With the exception of the funds needed for the school sewer lines, Manchester City will agree to pay back the Coffee County rural infrastructure fund in its entirety at zero percent interest. To pay the county, Manchester will use subsequent local sales tax revenue generated as a result of any businesses that tie into the sewer line.
As part of the agreement, the city will require the county to open the Urban Growth Boundary (UGB).
If the Coffee County government does not allow for opening of the Urban Growth Boundary (UGB), the payback mechanism will be terminated, according to Manchester’s proposal.
The City of Manchester will agree to take on the full cost of depreciation of the project.
UGB is an area set aside for urban growth. Changing the boundaries would require the county to agree. The cities of Manchester and Tullahoma have a small portion of the UGB, but the majority of it is owned by the county.
“Opening the UGB is a-whole-nother topic, and it has far-reaching consequences,” said County Commissioner Bobby Bryan. “It’s a significant thing to reconstitute a coordinating committee and reopen discussion. You will be reopening totally the countywide growth plan, and it would lead to other tangent situation besides what we are talking about here.”
The sewer project agreement “in no way should be utilizing opening the UGB.”
“I don’t think this project would require that anyway,” Bryan said.
The countywide plan was completed years ago because Public Chapter 1101 required a comprehensive growth policy plan in each county to outline anticipated development areas for a 20-year period. The deadline for completing and approving all plans was July 1, 2001.
The plan identifies three distinct types of areas: UGB regions, which contain the corporate limits of a municipality and the adjoining territory where growth is expected; planned growth areas (PGA), compact sections outside incorporated municipalities where growth is expected and where new incorporations may occur; and rural areas (RA), territory not within one of the other two categories which is to be preserved for agriculture and recreation.
Commissioner Ashley Kraft, who represents the county on the sewer committee, asked other county officials for their opinion about opening the UGB.
“Part of the proposal is reopening the UGB,” Kraft said. “That’s a big decision.”
Commissioner Lynn Sebourn, who also serves on several Tullahoma City boards, said he would ask Tullahoma officials for input, as well.
“I would think Tullahoma would have an interest in opening that discussion, but I have not talked to the mayor or the city administrator or the planning commission about that,” Sebourn said. “I know, from our point of view, there are some areas we would like to be able to expand [in Tullahoma]. We would like to see business grow and it might to be handy to have that flexibility. I will go back and talk with some folks.”
A city or county can propose amendments to the plan by filing notice with the county mayor and the mayor of both cities, Tullahoma and Manchester.
Upon receipt of the notice, the county mayor must take action to reconvene or reestablish the coordinating committee within 60 days of the receipt of the notice. The coordinating committee is then re-established and uses the original process to amend the growth plan.

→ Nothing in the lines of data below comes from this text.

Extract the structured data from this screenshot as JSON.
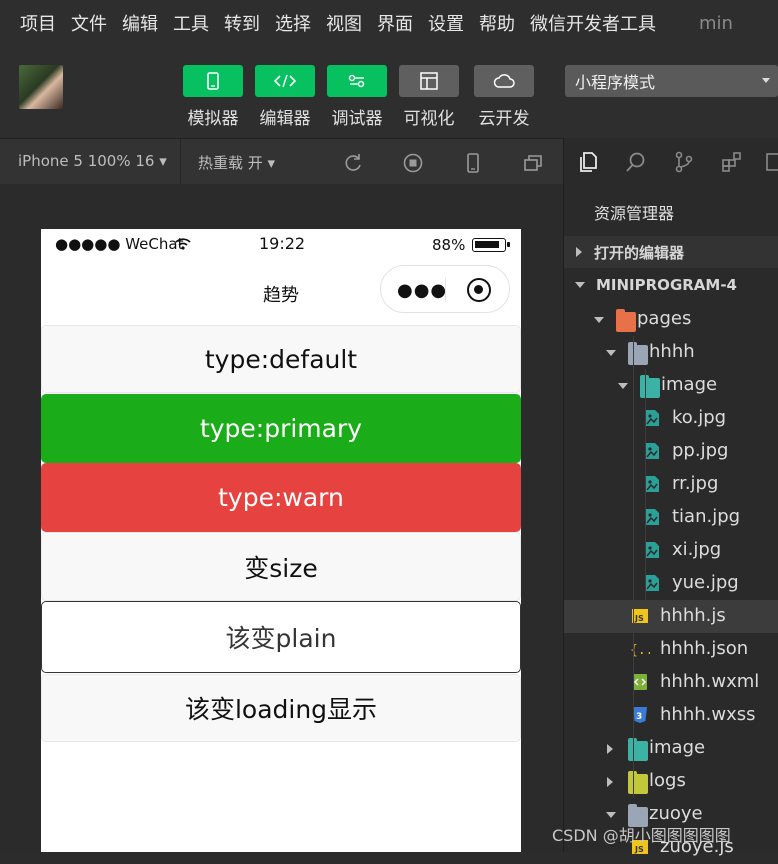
{
  "menu": [
    "项目",
    "文件",
    "编辑",
    "工具",
    "转到",
    "选择",
    "视图",
    "界面",
    "设置",
    "帮助",
    "微信开发者工具"
  ],
  "menu_right": "min",
  "toolbar": {
    "buttons": [
      {
        "label": "模拟器",
        "icon": "phone-icon"
      },
      {
        "label": "编辑器",
        "icon": "code-icon"
      },
      {
        "label": "调试器",
        "icon": "debug-icon"
      },
      {
        "label": "可视化",
        "icon": "layout-icon"
      },
      {
        "label": "云开发",
        "icon": "cloud-icon"
      }
    ],
    "mode": "小程序模式"
  },
  "subbar": {
    "device": "iPhone 5 100% 16 ▾",
    "hot_reload": "热重载 开 ▾"
  },
  "phone": {
    "carrier": "●●●●● WeChat",
    "time": "19:22",
    "battery": "88%",
    "title": "趋势",
    "capsule_dots": "●●●",
    "buttons": [
      {
        "label": "type:default",
        "style": "default"
      },
      {
        "label": "type:primary",
        "style": "primary"
      },
      {
        "label": "type:warn",
        "style": "warn"
      },
      {
        "label": "变size",
        "style": "default"
      },
      {
        "label": "该变plain",
        "style": "plain"
      },
      {
        "label": "该变loading显示",
        "style": "default"
      }
    ]
  },
  "explorer": {
    "title": "资源管理器",
    "open_editors": "打开的编辑器",
    "project": "MINIPROGRAM-4",
    "tree": [
      {
        "label": "pages",
        "type": "folder-pages",
        "depth": 0,
        "open": true
      },
      {
        "label": "hhhh",
        "type": "folder",
        "depth": 1,
        "open": true
      },
      {
        "label": "image",
        "type": "folder-image",
        "depth": 2,
        "open": true
      },
      {
        "label": "ko.jpg",
        "type": "image",
        "depth": 3
      },
      {
        "label": "pp.jpg",
        "type": "image",
        "depth": 3
      },
      {
        "label": "rr.jpg",
        "type": "image",
        "depth": 3
      },
      {
        "label": "tian.jpg",
        "type": "image",
        "depth": 3
      },
      {
        "label": "xi.jpg",
        "type": "image",
        "depth": 3
      },
      {
        "label": "yue.jpg",
        "type": "image",
        "depth": 3
      },
      {
        "label": "hhhh.js",
        "type": "js",
        "depth": 2,
        "active": true
      },
      {
        "label": "hhhh.json",
        "type": "json",
        "depth": 2
      },
      {
        "label": "hhhh.wxml",
        "type": "wxml",
        "depth": 2
      },
      {
        "label": "hhhh.wxss",
        "type": "wxss",
        "depth": 2
      },
      {
        "label": "image",
        "type": "folder-image",
        "depth": 1,
        "open": false
      },
      {
        "label": "logs",
        "type": "folder-logs",
        "depth": 1,
        "open": false
      },
      {
        "label": "zuoye",
        "type": "folder",
        "depth": 1,
        "open": true
      },
      {
        "label": "zuoye.js",
        "type": "js",
        "depth": 2
      }
    ]
  },
  "watermark": "CSDN @胡小图图图图图",
  "colors": {
    "accent_green": "#07c160",
    "primary": "#1aad19",
    "warn": "#e64340"
  }
}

The burden of proving the reasonableness or necessity of the amendment is upon the party proposing the change.
The membership of the coordinating committee includes the county mayor, the mayors of the two cities, one member appointed by the governing board of the largest municipally owned utility, one member appointed by the governing board of the largest non-municipally owned utility, one member appointed by the board of directors of the county’s soil conservation district, one member appointed by the board of the local education agency having the largest student enrollment, one member appointed by the largest chamber of commerce and two members appointed by the county mayor to represent environmental, construction, and homeowner interests.
Elena Cawley can be reached by email at firstname.lastname@example.org.